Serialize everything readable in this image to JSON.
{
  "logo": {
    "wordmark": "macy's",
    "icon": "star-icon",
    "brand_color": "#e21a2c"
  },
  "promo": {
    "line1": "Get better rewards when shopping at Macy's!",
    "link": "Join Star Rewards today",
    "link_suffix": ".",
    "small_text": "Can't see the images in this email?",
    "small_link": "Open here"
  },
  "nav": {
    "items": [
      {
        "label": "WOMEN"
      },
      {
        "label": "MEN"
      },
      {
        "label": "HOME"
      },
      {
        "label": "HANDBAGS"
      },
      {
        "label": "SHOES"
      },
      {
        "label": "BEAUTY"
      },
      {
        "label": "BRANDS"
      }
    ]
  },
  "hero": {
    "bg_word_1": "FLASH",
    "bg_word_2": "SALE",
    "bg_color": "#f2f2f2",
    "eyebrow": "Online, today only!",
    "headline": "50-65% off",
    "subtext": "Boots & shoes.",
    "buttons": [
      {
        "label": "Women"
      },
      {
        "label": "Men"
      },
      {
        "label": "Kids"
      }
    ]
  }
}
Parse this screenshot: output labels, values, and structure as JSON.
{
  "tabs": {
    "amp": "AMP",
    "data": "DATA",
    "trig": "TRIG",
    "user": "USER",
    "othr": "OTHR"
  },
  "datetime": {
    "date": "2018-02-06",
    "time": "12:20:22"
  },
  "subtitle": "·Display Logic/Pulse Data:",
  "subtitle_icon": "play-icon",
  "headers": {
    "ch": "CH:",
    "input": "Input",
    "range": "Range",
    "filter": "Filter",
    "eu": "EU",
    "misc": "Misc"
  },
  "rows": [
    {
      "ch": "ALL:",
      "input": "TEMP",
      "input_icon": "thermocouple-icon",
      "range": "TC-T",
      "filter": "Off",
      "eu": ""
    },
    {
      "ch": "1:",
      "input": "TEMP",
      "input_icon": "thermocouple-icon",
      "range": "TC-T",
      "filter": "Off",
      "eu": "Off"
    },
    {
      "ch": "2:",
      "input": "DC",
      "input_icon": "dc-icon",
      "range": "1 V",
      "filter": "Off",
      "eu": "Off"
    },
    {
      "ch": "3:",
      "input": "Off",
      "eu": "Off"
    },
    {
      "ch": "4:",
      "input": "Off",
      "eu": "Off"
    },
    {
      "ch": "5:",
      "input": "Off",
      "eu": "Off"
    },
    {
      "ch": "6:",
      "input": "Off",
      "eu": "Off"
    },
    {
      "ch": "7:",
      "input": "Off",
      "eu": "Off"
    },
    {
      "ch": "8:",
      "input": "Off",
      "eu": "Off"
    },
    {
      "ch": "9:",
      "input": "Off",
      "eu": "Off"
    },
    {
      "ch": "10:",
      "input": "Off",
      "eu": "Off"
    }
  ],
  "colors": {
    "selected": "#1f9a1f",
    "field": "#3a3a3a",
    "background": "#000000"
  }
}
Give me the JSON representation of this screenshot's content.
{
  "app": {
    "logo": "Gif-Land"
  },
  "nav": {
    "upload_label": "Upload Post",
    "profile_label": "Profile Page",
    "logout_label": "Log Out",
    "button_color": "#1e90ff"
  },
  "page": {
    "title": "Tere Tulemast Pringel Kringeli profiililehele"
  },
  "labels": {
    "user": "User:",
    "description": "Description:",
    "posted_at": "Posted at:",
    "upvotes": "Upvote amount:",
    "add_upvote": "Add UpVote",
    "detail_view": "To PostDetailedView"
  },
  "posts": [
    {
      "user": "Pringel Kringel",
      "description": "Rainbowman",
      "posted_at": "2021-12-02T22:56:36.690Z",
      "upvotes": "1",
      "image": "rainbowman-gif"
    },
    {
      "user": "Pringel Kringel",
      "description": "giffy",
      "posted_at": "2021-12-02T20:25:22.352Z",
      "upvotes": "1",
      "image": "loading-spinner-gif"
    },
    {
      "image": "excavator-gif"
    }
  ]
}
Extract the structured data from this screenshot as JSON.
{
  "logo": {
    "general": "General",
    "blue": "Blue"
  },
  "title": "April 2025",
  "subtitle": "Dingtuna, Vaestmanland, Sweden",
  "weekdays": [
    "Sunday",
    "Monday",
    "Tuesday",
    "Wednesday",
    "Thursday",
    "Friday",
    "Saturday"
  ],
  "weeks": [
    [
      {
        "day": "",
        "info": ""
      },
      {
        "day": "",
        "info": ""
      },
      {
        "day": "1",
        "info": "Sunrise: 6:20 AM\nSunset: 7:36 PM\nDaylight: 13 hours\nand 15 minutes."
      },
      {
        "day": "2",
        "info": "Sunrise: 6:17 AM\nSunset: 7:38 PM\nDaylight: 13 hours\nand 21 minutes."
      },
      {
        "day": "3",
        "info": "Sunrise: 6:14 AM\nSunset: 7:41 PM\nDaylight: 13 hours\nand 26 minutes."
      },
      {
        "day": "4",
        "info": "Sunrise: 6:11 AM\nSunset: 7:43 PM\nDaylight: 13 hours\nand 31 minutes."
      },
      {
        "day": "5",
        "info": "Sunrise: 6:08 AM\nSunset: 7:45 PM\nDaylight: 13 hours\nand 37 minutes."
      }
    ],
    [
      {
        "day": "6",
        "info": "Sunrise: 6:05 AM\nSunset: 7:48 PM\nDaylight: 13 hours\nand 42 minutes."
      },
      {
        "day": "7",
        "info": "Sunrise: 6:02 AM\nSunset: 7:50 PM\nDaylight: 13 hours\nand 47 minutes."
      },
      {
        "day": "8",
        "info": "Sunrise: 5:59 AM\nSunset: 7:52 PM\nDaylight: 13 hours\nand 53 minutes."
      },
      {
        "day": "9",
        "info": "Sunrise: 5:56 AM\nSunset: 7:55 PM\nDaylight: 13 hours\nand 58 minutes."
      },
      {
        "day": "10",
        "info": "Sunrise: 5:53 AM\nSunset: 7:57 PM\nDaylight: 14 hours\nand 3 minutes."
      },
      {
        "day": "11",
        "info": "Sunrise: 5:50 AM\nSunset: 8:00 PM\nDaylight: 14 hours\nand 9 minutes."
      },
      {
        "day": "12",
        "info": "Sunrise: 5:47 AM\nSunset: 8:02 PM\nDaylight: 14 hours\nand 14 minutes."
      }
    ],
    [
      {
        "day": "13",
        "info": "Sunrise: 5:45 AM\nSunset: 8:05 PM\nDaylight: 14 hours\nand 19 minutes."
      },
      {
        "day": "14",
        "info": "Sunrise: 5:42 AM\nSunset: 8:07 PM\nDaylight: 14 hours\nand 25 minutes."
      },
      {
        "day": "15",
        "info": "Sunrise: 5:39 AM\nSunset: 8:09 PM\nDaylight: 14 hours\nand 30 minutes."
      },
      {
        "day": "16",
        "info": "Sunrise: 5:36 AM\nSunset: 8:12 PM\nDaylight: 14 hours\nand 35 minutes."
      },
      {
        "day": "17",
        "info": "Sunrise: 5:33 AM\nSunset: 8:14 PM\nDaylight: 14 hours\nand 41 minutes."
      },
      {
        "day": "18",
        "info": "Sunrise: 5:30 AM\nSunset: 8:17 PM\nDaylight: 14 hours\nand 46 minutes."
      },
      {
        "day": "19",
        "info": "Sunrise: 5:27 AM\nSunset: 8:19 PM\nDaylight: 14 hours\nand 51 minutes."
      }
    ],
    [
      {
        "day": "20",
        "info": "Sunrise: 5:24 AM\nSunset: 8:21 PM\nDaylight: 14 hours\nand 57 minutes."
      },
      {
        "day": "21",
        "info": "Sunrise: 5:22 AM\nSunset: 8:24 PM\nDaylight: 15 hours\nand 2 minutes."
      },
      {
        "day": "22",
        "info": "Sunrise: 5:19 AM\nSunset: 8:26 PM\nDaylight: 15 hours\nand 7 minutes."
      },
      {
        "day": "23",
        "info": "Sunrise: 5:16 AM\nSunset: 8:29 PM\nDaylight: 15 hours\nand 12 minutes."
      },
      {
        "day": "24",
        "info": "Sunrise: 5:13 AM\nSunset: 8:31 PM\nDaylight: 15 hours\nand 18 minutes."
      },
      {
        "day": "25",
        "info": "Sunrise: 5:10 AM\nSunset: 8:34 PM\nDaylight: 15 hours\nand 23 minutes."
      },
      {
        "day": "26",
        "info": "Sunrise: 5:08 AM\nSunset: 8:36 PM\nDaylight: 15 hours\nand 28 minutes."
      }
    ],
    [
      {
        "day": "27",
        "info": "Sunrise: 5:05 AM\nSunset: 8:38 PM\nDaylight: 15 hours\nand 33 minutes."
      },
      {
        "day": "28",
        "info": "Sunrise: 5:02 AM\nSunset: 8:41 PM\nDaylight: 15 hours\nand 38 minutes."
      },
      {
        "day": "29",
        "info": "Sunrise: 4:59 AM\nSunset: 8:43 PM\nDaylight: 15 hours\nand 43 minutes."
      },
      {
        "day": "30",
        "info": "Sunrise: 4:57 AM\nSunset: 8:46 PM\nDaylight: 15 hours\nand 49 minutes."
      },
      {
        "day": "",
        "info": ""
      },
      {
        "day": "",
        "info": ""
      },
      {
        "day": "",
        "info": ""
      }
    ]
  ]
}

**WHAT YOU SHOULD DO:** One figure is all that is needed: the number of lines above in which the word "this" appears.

**RESULT BELOW:** 5